Bad News for Rauma Marine Constructions, (maybe) Good News for Incat
The Government of Tasmania has decided that State-owned TT-Line Company Pty Ltd should not proceed with the proposed vessel replacement contract with Finnish ship builder Rauma Marine Constructions (RMC), “due to COVID-19 and its economic implications for the State.”
In 2018, a contract was signed with Flensburger Schiffbau-Gesellschaft.
In 2020, it was mutually agreed between TT-Line and FSG that FSG would not build the new vessels.
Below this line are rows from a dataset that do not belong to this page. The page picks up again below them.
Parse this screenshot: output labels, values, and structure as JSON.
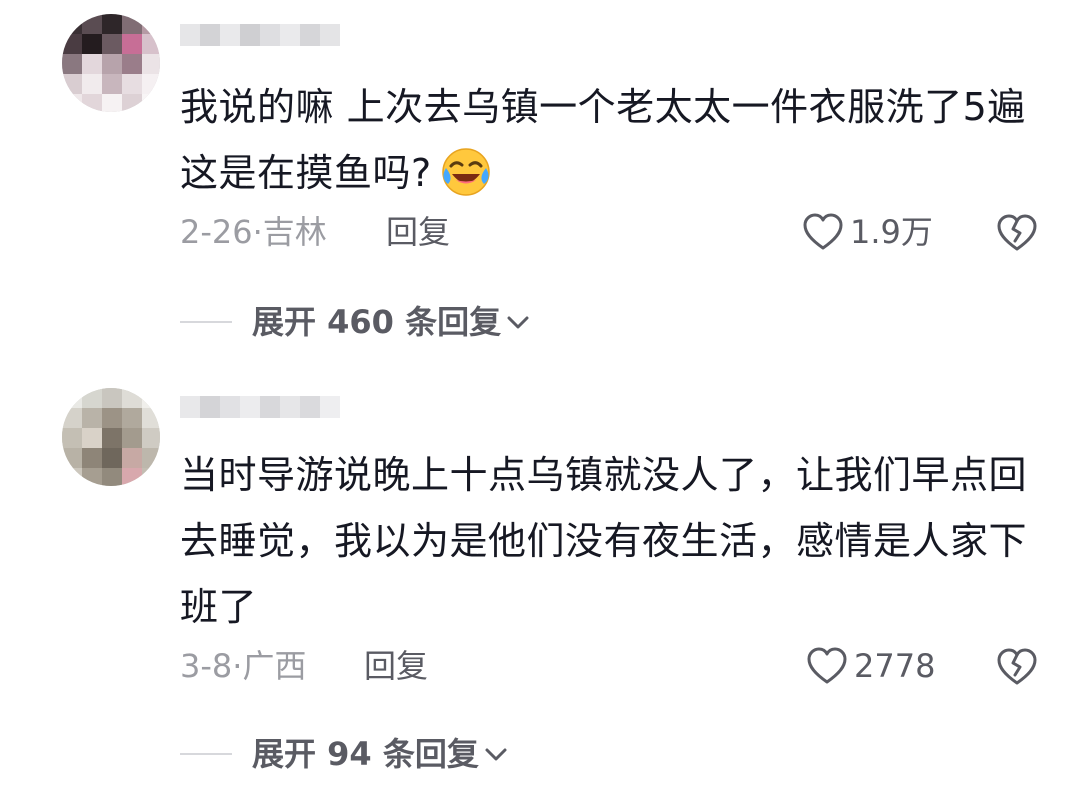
{
  "comments": [
    {
      "text_lines": [
        "我说的嘛  上次去乌镇一个老太太一件衣服洗了5遍",
        "这是在摸鱼吗?"
      ],
      "emoji": "laughing-tears-emoji",
      "date_location": "2-26·吉林",
      "reply_label": "回复",
      "like_count": "1.9万",
      "expand_label": "展开 460 条回复"
    },
    {
      "text_lines": [
        "当时导游说晚上十点乌镇就没人了，让我们早点回",
        "去睡觉，我以为是他们没有夜生活，感情是人家下",
        "班了"
      ],
      "date_location": "3-8·广西",
      "reply_label": "回复",
      "like_count": "2778",
      "expand_label": "展开 94 条回复"
    }
  ],
  "icons": {
    "like": "heart-outline-icon",
    "dislike": "broken-heart-icon",
    "expand": "chevron-down-icon"
  },
  "colors": {
    "text_primary": "#161823",
    "text_meta": "#9b9ca2",
    "text_secondary": "#5a5b63",
    "divider": "#d7d8dc"
  }
}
TT-Line signed a Memorandum of Understanding with RMC and commenced contract negotiations and agreed final design specifications.
The TT-Line Board submitted an updated business case following a unanimous Board recommendation that TT-Line sign a new ship construction contract with RMC.
That recommendation was considered and subsequently not endorsed by the Shareholder Minsters.
A Reaction from Incat
Robert Clifford, Chairman Incat, has already announced that his company looks forward to work together with the soon-to-be-established Bass Strait Taskforce.
“With a highly skilled workforce of over 600 people directly employed in Tasmania, and many thousands more supported through sub-contract and supplier arrangements throughout the country, Incat are supportive of keeping Australian dollars within Australia and maintaining and indeed growing the employment opportunities for all Australians during these troubled times.”
A Reaction from RMC
“The situation is naturally unfortunate for RMC, but we are pleased to say that the withdrawal does not cause any immediate re-structuring at RMC,” says Jyrki Heinimaa, CEO, RMC.
RMC is currently building the AURORA BOTNIA ropax for Wasaline. In addition, production of the shuttle ferry MYSTAR for Tallink Grupp, started in April. Furthermore, last autumn, RMC signed a Contract with the Finnish Navy regarding the construction of four multi-role corvettes.